Required work =
What you return should match the data below exactly, with every entry reproduced.

Data shown =
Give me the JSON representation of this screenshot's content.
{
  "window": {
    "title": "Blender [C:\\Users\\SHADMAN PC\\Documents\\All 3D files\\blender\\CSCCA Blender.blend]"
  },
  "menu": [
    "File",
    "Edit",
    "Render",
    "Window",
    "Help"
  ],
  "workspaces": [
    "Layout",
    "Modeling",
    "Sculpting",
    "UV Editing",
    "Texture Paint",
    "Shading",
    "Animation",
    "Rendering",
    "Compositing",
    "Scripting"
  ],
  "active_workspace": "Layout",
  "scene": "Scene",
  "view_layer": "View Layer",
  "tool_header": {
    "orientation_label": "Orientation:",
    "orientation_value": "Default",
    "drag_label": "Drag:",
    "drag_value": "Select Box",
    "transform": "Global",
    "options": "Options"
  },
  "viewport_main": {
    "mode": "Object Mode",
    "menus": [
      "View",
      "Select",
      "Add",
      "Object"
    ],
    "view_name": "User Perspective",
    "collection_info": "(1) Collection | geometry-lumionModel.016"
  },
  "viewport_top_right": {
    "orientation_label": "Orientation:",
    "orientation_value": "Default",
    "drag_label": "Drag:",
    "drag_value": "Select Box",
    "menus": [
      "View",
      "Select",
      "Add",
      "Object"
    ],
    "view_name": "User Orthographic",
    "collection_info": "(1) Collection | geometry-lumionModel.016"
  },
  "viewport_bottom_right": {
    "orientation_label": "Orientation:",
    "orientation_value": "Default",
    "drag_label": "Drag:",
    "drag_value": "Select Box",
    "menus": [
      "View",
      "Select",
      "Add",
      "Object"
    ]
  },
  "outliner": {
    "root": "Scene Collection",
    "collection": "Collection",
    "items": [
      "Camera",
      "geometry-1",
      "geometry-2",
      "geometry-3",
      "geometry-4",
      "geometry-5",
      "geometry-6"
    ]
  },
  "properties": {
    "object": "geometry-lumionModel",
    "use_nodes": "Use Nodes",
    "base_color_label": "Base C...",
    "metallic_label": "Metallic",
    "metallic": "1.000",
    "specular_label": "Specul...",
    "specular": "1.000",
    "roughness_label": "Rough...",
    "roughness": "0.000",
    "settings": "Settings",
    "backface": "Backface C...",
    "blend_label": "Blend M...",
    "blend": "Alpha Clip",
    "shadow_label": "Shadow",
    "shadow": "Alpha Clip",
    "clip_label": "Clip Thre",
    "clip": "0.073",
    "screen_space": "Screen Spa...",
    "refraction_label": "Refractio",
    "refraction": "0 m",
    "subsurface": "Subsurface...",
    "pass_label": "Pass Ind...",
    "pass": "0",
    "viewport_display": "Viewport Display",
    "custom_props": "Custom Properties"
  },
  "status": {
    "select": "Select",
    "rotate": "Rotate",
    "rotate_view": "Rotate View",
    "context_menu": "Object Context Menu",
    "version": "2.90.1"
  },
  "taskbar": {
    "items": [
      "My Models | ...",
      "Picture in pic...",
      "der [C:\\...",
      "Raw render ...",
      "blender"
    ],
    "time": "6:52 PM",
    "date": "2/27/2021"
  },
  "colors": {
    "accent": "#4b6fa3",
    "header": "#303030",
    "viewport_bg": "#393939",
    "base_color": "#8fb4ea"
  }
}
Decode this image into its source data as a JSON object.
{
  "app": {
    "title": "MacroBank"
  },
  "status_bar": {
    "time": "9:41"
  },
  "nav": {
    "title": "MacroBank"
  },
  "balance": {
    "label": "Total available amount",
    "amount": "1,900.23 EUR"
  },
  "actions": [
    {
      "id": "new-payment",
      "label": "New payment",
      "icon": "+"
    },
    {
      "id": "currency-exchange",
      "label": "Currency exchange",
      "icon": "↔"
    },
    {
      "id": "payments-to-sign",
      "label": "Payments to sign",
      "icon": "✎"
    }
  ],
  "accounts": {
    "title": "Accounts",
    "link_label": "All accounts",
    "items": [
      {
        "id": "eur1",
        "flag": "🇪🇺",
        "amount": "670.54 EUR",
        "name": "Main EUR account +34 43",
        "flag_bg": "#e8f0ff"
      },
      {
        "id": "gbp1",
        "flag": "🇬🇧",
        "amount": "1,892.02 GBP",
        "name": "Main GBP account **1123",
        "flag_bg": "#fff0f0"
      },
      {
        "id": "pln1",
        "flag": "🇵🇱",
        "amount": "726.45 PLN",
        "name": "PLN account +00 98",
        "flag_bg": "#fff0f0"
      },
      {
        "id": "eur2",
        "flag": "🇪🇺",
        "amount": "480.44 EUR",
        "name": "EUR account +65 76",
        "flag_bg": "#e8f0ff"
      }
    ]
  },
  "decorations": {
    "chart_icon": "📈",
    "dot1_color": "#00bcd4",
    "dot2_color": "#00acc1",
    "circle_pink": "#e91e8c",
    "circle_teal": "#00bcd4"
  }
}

Answer box =
Give me the JSON representation of this screenshot's content.
{
  "window": {
    "title": "Blender [C:\\Users\\SHADMAN PC\\Documents\\All 3D files\\blender\\CSCCA Blender.blend]"
  },
  "menu": [
    "File",
    "Edit",
    "Render",
    "Window",
    "Help"
  ],
  "workspaces": [
    "Layout",
    "Modeling",
    "Sculpting",
    "UV Editing",
    "Texture Paint",
    "Shading",
    "Animation",
    "Rendering",
    "Compositing",
    "Scripting"
  ],
  "active_workspace": "Layout",
  "scene": "Scene",
  "view_layer": "View Layer",
  "tool_header": {
    "orientation_label": "Orientation:",
    "orientation_value": "Default",
    "drag_label": "Drag:",
    "drag_value": "Select Box",
    "transform": "Global",
    "options": "Options"
  },
  "viewport_main": {
    "mode": "Object Mode",
    "menus": [
      "View",
      "Select",
      "Add",
      "Object"
    ],
    "view_name": "User Perspective",
    "collection_info": "(1) Collection | geometry-lumionModel.016"
  },
  "viewport_top_right": {
    "orientation_label": "Orientation:",
    "orientation_value": "Default",
    "drag_label": "Drag:",
    "drag_value": "Select Box",
    "menus": [
      "View",
      "Select",
      "Add",
      "Object"
    ],
    "view_name": "User Orthographic",
    "collection_info": "(1) Collection | geometry-lumionModel.016"
  },
  "viewport_bottom_right": {
    "orientation_label": "Orientation:",
    "orientation_value": "Default",
    "drag_label": "Drag:",
    "drag_value": "Select Box",
    "menus": [
      "View",
      "Select",
      "Add",
      "Object"
    ]
  },
  "outliner": {
    "root": "Scene Collection",
    "collection": "Collection",
    "items": [
      "Camera",
      "geometry-1",
      "geometry-2",
      "geometry-3",
      "geometry-4",
      "geometry-5",
      "geometry-6"
    ]
  },
  "properties": {
    "object": "geometry-lumionModel",
    "use_nodes": "Use Nodes",
    "base_color_label": "Base C...",
    "metallic_label": "Metallic",
    "metallic": "1.000",
    "specular_label": "Specul...",
    "specular": "1.000",
    "roughness_label": "Rough...",
    "roughness": "0.000",
    "settings": "Settings",
    "backface": "Backface C...",
    "blend_label": "Blend M...",
    "blend": "Alpha Clip",
    "shadow_label": "Shadow",
    "shadow": "Alpha Clip",
    "clip_label": "Clip Thre",
    "clip": "0.073",
    "screen_space": "Screen Spa...",
    "refraction_label": "Refractio",
    "refraction": "0 m",
    "subsurface": "Subsurface...",
    "pass_label": "Pass Ind...",
    "pass": "0",
    "viewport_display": "Viewport Display",
    "custom_props": "Custom Properties"
  },
  "status": {
    "select": "Select",
    "rotate": "Rotate",
    "rotate_view": "Rotate View",
    "context_menu": "Object Context Menu",
    "version": "2.90.1"
  },
  "taskbar": {
    "items": [
      "My Models | ...",
      "Picture in pic...",
      "der [C:\\...",
      "Raw render ...",
      "blender"
    ],
    "time": "6:52 PM",
    "date": "2/27/2021"
  },
  "colors": {
    "accent": "#4b6fa3",
    "header": "#303030",
    "viewport_bg": "#393939",
    "base_color": "#8fb4ea"
  }
}
Decode this image into its source data as a JSON object.
{
  "app": {
    "title": "MacroBank"
  },
  "status_bar": {
    "time": "9:41"
  },
  "nav": {
    "title": "MacroBank"
  },
  "balance": {
    "label": "Total available amount",
    "amount": "1,900.23 EUR"
  },
  "actions": [
    {
      "id": "new-payment",
      "label": "New payment",
      "icon": "+"
    },
    {
      "id": "currency-exchange",
      "label": "Currency exchange",
      "icon": "↔"
    },
    {
      "id": "payments-to-sign",
      "label": "Payments to sign",
      "icon": "✎"
    }
  ],
  "accounts": {
    "title": "Accounts",
    "link_label": "All accounts",
    "items": [
      {
        "id": "eur1",
        "flag": "🇪🇺",
        "amount": "670.54 EUR",
        "name": "Main EUR account +34 43",
        "flag_bg": "#e8f0ff"
      },
      {
        "id": "gbp1",
        "flag": "🇬🇧",
        "amount": "1,892.02 GBP",
        "name": "Main GBP account **1123",
        "flag_bg": "#fff0f0"
      },
      {
        "id": "pln1",
        "flag": "🇵🇱",
        "amount": "726.45 PLN",
        "name": "PLN account +00 98",
        "flag_bg": "#fff0f0"
      },
      {
        "id": "eur2",
        "flag": "🇪🇺",
        "amount": "480.44 EUR",
        "name": "EUR account +65 76",
        "flag_bg": "#e8f0ff"
      }
    ]
  },
  "decorations": {
    "chart_icon": "📈",
    "dot1_color": "#00bcd4",
    "dot2_color": "#00acc1",
    "circle_pink": "#e91e8c",
    "circle_teal": "#00bcd4"
  }
}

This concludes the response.